_TASK DESCRIPTION_
Please give the records below back in full, exactly as shown.

[Page and application data records]
= = =

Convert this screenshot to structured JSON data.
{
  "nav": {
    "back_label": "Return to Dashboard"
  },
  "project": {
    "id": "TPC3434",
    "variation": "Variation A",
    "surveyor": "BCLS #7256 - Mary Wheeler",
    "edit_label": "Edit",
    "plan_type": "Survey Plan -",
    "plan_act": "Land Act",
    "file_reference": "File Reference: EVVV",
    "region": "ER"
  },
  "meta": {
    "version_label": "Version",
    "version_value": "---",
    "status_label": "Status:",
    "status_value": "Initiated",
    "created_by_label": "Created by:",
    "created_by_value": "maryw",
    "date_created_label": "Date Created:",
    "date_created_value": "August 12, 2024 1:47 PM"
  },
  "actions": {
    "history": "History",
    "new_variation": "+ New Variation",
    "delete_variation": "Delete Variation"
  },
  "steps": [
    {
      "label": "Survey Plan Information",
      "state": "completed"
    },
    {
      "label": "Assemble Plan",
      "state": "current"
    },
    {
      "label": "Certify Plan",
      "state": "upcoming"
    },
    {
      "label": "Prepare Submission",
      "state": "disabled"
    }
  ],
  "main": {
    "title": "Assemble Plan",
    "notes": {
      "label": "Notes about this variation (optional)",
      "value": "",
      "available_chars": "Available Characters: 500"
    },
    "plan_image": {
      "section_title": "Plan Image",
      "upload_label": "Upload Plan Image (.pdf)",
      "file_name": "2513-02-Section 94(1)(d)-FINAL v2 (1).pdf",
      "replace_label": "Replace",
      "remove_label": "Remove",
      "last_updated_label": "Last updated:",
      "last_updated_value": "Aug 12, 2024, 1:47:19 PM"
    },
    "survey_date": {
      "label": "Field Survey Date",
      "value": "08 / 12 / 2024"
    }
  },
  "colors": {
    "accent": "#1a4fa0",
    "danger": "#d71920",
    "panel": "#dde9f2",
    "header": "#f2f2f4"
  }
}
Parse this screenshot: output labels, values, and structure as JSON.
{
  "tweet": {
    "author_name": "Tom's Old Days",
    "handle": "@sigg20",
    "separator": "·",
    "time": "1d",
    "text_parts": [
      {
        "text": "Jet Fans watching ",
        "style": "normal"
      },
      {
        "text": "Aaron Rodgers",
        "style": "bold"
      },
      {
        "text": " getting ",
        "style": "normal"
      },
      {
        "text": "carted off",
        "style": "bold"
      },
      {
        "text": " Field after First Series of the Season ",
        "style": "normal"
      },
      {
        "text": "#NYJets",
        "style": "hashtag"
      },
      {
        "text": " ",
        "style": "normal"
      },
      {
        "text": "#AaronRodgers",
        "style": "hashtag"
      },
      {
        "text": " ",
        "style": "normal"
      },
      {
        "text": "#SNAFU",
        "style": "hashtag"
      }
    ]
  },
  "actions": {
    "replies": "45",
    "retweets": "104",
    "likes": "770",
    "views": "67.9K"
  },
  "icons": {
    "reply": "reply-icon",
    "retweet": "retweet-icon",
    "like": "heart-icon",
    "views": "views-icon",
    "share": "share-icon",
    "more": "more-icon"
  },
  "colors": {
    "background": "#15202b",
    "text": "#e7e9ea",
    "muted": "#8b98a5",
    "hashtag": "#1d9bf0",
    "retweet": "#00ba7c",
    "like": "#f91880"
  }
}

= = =

_OUTPUT_
Convert this screenshot to structured JSON data.
{
  "nav": {
    "back_label": "Return to Dashboard"
  },
  "project": {
    "id": "TPC3434",
    "variation": "Variation A",
    "surveyor": "BCLS #7256 - Mary Wheeler",
    "edit_label": "Edit",
    "plan_type": "Survey Plan -",
    "plan_act": "Land Act",
    "file_reference": "File Reference: EVVV",
    "region": "ER"
  },
  "meta": {
    "version_label": "Version",
    "version_value": "---",
    "status_label": "Status:",
    "status_value": "Initiated",
    "created_by_label": "Created by:",
    "created_by_value": "maryw",
    "date_created_label": "Date Created:",
    "date_created_value": "August 12, 2024 1:47 PM"
  },
  "actions": {
    "history": "History",
    "new_variation": "+ New Variation",
    "delete_variation": "Delete Variation"
  },
  "steps": [
    {
      "label": "Survey Plan Information",
      "state": "completed"
    },
    {
      "label": "Assemble Plan",
      "state": "current"
    },
    {
      "label": "Certify Plan",
      "state": "upcoming"
    },
    {
      "label": "Prepare Submission",
      "state": "disabled"
    }
  ],
  "main": {
    "title": "Assemble Plan",
    "notes": {
      "label": "Notes about this variation (optional)",
      "value": "",
      "available_chars": "Available Characters: 500"
    },
    "plan_image": {
      "section_title": "Plan Image",
      "upload_label": "Upload Plan Image (.pdf)",
      "file_name": "2513-02-Section 94(1)(d)-FINAL v2 (1).pdf",
      "replace_label": "Replace",
      "remove_label": "Remove",
      "last_updated_label": "Last updated:",
      "last_updated_value": "Aug 12, 2024, 1:47:19 PM"
    },
    "survey_date": {
      "label": "Field Survey Date",
      "value": "08 / 12 / 2024"
    }
  },
  "colors": {
    "accent": "#1a4fa0",
    "danger": "#d71920",
    "panel": "#dde9f2",
    "header": "#f2f2f4"
  }
}
Parse this screenshot: output labels, values, and structure as JSON.
{
  "tweet": {
    "author_name": "Tom's Old Days",
    "handle": "@sigg20",
    "separator": "·",
    "time": "1d",
    "text_parts": [
      {
        "text": "Jet Fans watching ",
        "style": "normal"
      },
      {
        "text": "Aaron Rodgers",
        "style": "bold"
      },
      {
        "text": " getting ",
        "style": "normal"
      },
      {
        "text": "carted off",
        "style": "bold"
      },
      {
        "text": " Field after First Series of the Season ",
        "style": "normal"
      },
      {
        "text": "#NYJets",
        "style": "hashtag"
      },
      {
        "text": " ",
        "style": "normal"
      },
      {
        "text": "#AaronRodgers",
        "style": "hashtag"
      },
      {
        "text": " ",
        "style": "normal"
      },
      {
        "text": "#SNAFU",
        "style": "hashtag"
      }
    ]
  },
  "actions": {
    "replies": "45",
    "retweets": "104",
    "likes": "770",
    "views": "67.9K"
  },
  "icons": {
    "reply": "reply-icon",
    "retweet": "retweet-icon",
    "like": "heart-icon",
    "views": "views-icon",
    "share": "share-icon",
    "more": "more-icon"
  },
  "colors": {
    "background": "#15202b",
    "text": "#e7e9ea",
    "muted": "#8b98a5",
    "hashtag": "#1d9bf0",
    "retweet": "#00ba7c",
    "like": "#f91880"
  }
}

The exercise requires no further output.